Return all lines in the data where the string "this" can be found.
***
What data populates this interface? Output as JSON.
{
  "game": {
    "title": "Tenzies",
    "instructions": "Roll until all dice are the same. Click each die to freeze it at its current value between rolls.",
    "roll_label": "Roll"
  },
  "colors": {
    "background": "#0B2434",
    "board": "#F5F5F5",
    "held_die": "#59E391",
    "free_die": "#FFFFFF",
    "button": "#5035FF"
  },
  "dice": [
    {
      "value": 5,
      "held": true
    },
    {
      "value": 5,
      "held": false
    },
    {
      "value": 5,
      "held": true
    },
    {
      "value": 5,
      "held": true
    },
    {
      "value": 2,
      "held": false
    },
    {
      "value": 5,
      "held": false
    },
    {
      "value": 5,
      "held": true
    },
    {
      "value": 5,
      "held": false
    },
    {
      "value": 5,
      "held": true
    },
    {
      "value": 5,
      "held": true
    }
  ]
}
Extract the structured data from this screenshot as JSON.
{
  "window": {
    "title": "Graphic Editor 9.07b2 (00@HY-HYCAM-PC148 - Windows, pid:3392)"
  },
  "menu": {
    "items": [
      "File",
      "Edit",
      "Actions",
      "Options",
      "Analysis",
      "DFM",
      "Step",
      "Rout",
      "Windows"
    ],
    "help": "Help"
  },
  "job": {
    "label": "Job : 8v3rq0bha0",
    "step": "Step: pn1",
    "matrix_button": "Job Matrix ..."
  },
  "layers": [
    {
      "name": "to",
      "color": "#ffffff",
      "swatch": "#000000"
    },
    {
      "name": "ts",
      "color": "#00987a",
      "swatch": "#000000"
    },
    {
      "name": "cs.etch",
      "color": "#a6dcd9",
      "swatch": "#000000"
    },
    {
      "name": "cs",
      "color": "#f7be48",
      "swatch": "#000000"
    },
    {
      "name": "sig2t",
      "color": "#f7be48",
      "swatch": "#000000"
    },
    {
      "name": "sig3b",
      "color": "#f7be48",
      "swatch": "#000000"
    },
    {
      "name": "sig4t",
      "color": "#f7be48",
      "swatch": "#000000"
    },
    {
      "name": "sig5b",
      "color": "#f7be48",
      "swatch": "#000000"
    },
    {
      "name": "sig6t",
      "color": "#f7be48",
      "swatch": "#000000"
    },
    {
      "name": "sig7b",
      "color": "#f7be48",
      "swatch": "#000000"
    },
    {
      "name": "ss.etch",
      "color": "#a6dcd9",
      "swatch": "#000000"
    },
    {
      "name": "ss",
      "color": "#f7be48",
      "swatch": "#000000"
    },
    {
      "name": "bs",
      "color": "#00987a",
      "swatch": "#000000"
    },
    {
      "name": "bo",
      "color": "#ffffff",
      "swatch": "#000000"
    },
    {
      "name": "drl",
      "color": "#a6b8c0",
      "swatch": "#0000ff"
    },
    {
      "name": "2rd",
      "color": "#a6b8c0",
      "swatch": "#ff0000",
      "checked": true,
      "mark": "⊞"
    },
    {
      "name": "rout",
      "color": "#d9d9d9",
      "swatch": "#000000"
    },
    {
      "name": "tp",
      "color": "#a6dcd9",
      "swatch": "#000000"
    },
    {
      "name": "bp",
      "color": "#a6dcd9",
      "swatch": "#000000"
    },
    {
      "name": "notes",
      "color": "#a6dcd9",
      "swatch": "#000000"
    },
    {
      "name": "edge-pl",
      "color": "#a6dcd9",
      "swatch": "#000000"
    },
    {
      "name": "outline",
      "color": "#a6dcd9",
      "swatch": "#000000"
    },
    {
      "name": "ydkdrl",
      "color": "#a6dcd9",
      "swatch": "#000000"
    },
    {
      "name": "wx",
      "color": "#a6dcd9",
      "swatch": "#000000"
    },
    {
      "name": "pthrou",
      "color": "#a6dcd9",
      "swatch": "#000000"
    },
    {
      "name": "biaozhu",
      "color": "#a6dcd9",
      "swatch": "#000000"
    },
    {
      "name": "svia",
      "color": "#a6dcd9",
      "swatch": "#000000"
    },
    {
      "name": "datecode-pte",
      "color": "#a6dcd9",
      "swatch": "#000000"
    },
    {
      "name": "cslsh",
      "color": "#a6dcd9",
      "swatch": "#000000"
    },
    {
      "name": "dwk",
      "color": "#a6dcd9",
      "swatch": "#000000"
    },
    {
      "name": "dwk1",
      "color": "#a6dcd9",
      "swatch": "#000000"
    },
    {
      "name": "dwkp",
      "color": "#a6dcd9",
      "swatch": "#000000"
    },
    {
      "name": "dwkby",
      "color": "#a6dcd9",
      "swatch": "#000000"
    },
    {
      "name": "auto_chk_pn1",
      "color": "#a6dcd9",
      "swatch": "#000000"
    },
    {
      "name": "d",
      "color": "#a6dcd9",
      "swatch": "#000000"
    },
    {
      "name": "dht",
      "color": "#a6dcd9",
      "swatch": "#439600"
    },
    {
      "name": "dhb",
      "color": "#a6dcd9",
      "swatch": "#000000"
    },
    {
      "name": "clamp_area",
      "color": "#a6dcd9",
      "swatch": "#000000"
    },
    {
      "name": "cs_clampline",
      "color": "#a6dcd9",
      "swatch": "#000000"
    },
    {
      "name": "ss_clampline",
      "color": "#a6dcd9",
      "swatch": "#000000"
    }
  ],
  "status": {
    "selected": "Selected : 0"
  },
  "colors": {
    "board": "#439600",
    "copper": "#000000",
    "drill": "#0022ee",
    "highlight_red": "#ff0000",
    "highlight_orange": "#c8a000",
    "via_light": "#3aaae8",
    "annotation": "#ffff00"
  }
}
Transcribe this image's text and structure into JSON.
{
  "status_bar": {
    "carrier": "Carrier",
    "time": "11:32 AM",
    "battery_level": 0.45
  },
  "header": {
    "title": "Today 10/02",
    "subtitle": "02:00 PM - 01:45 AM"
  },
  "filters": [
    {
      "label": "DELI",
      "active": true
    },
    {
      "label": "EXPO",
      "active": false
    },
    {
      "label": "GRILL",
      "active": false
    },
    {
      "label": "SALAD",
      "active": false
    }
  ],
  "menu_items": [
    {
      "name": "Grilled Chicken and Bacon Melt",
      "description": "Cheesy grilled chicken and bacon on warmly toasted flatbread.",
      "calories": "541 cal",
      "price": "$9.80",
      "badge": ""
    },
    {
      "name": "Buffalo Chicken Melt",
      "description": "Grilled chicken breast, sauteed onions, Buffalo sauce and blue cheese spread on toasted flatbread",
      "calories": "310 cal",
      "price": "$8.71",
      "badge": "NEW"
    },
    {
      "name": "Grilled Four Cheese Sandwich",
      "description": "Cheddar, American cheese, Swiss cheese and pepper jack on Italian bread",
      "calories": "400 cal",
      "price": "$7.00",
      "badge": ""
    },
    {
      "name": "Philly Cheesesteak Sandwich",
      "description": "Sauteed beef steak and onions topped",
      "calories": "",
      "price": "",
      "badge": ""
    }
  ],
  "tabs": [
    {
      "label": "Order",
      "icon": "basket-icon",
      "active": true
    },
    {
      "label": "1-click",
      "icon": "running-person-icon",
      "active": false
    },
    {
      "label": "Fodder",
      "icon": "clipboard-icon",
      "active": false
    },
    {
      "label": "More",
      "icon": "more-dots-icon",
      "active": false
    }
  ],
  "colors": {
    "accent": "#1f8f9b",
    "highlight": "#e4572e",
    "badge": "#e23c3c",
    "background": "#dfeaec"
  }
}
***
Reply to the exercise →
What data populates this interface? Output as JSON.
Extract the structured data from this screenshot as JSON.
Transcribe this image's text and structure into JSON.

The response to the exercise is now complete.